SUPPLIED RECORDS:
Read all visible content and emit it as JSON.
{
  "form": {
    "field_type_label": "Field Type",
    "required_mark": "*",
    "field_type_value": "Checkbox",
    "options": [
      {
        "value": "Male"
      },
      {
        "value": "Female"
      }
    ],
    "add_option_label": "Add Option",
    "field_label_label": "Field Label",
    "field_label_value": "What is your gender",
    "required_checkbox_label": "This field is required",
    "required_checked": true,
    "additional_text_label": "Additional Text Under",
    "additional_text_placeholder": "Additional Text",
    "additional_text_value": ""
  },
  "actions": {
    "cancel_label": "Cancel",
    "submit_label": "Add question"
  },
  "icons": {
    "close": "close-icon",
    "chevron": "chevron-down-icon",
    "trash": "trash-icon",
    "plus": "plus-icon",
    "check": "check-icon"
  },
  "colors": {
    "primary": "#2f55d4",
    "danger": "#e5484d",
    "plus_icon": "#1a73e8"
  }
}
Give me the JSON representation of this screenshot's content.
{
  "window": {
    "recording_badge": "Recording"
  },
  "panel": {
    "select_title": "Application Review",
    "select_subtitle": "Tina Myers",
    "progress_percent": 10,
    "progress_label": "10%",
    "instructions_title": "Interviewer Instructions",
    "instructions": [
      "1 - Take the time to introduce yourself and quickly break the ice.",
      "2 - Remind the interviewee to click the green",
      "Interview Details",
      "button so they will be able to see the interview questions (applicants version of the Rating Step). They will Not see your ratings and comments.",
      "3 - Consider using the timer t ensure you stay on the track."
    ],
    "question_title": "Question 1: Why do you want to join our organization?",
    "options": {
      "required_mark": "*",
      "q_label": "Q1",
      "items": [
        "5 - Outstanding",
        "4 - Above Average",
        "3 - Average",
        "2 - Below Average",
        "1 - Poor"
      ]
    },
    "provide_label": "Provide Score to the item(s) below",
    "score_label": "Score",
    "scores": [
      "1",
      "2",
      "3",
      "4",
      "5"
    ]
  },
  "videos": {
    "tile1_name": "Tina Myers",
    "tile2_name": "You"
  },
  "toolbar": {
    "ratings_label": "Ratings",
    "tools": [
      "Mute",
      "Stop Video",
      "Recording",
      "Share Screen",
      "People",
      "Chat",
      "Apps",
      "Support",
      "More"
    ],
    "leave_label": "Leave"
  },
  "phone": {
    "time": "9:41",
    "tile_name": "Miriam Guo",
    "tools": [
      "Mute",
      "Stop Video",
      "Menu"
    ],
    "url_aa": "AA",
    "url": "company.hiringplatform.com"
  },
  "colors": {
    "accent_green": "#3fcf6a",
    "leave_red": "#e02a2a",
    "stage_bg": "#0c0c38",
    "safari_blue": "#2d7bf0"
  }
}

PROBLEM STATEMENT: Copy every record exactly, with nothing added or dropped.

EXPECTED ANSWER:
Read all visible content and emit it as JSON.
{
  "form": {
    "field_type_label": "Field Type",
    "required_mark": "*",
    "field_type_value": "Checkbox",
    "options": [
      {
        "value": "Male"
      },
      {
        "value": "Female"
      }
    ],
    "add_option_label": "Add Option",
    "field_label_label": "Field Label",
    "field_label_value": "What is your gender",
    "required_checkbox_label": "This field is required",
    "required_checked": true,
    "additional_text_label": "Additional Text Under",
    "additional_text_placeholder": "Additional Text",
    "additional_text_value": ""
  },
  "actions": {
    "cancel_label": "Cancel",
    "submit_label": "Add question"
  },
  "icons": {
    "close": "close-icon",
    "chevron": "chevron-down-icon",
    "trash": "trash-icon",
    "plus": "plus-icon",
    "check": "check-icon"
  },
  "colors": {
    "primary": "#2f55d4",
    "danger": "#e5484d",
    "plus_icon": "#1a73e8"
  }
}
Give me the JSON representation of this screenshot's content.
{
  "window": {
    "recording_badge": "Recording"
  },
  "panel": {
    "select_title": "Application Review",
    "select_subtitle": "Tina Myers",
    "progress_percent": 10,
    "progress_label": "10%",
    "instructions_title": "Interviewer Instructions",
    "instructions": [
      "1 - Take the time to introduce yourself and quickly break the ice.",
      "2 - Remind the interviewee to click the green",
      "Interview Details",
      "button so they will be able to see the interview questions (applicants version of the Rating Step). They will Not see your ratings and comments.",
      "3 - Consider using the timer t ensure you stay on the track."
    ],
    "question_title": "Question 1: Why do you want to join our organization?",
    "options": {
      "required_mark": "*",
      "q_label": "Q1",
      "items": [
        "5 - Outstanding",
        "4 - Above Average",
        "3 - Average",
        "2 - Below Average",
        "1 - Poor"
      ]
    },
    "provide_label": "Provide Score to the item(s) below",
    "score_label": "Score",
    "scores": [
      "1",
      "2",
      "3",
      "4",
      "5"
    ]
  },
  "videos": {
    "tile1_name": "Tina Myers",
    "tile2_name": "You"
  },
  "toolbar": {
    "ratings_label": "Ratings",
    "tools": [
      "Mute",
      "Stop Video",
      "Recording",
      "Share Screen",
      "People",
      "Chat",
      "Apps",
      "Support",
      "More"
    ],
    "leave_label": "Leave"
  },
  "phone": {
    "time": "9:41",
    "tile_name": "Miriam Guo",
    "tools": [
      "Mute",
      "Stop Video",
      "Menu"
    ],
    "url_aa": "AA",
    "url": "company.hiringplatform.com"
  },
  "colors": {
    "accent_green": "#3fcf6a",
    "leave_red": "#e02a2a",
    "stage_bg": "#0c0c38",
    "safari_blue": "#2d7bf0"
  }
}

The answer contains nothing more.